Problem to solve: Leave out the pictures and restate the rest of the data exactly.

(Excerpts from a dataset)
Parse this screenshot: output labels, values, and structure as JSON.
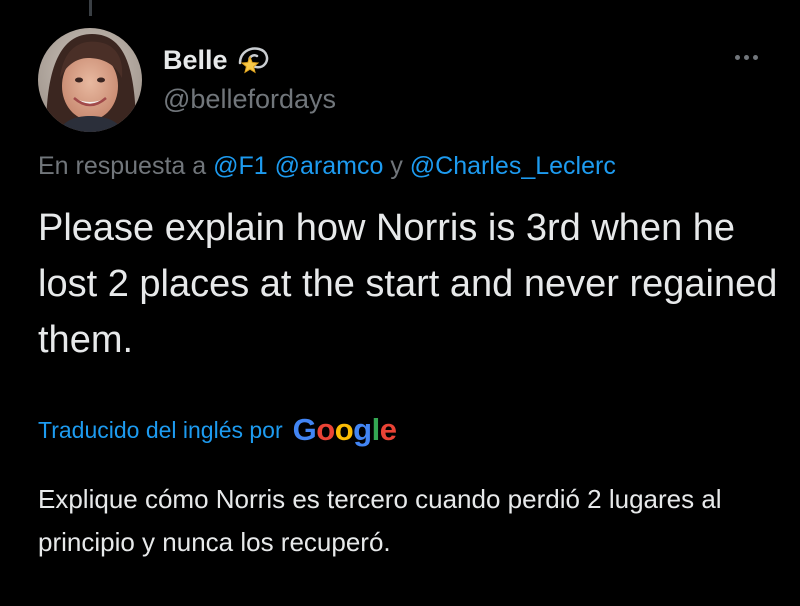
{
  "tweet": {
    "author": {
      "display_name": "Belle",
      "name_emoji": "dizzy-star-icon",
      "handle": "@bellefordays",
      "avatar": "profile-photo"
    },
    "reply_to": {
      "prefix": "En respuesta a",
      "mentions": [
        "@F1",
        "@aramco",
        "@Charles_Leclerc"
      ],
      "conjunction": "y"
    },
    "text": "Please explain how Norris is 3rd when he lost 2 places at the start and never regained them.",
    "translation": {
      "label": "Traducido del inglés por",
      "provider": "Google",
      "text": "Explique cómo Norris es tercero cuando perdió 2 lugares al principio y nunca los recuperó."
    },
    "more_icon": "more-options-icon"
  },
  "colors": {
    "background": "#000000",
    "primary_text": "#e7e9ea",
    "secondary_text": "#71767b",
    "link": "#1d9bf0",
    "google_blue": "#4285F4",
    "google_red": "#EA4335",
    "google_yellow": "#FBBC05",
    "google_green": "#34A853"
  }
}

Answer box:
Parse this screenshot: output labels, values, and structure as JSON.
{
  "tweet": {
    "author": {
      "display_name": "Belle",
      "name_emoji": "dizzy-star-icon",
      "handle": "@bellefordays",
      "avatar": "profile-photo"
    },
    "reply_to": {
      "prefix": "En respuesta a",
      "mentions": [
        "@F1",
        "@aramco",
        "@Charles_Leclerc"
      ],
      "conjunction": "y"
    },
    "text": "Please explain how Norris is 3rd when he lost 2 places at the start and never regained them.",
    "translation": {
      "label": "Traducido del inglés por",
      "provider": "Google",
      "text": "Explique cómo Norris es tercero cuando perdió 2 lugares al principio y nunca los recuperó."
    },
    "more_icon": "more-options-icon"
  },
  "colors": {
    "background": "#000000",
    "primary_text": "#e7e9ea",
    "secondary_text": "#71767b",
    "link": "#1d9bf0",
    "google_blue": "#4285F4",
    "google_red": "#EA4335",
    "google_yellow": "#FBBC05",
    "google_green": "#34A853"
  }
}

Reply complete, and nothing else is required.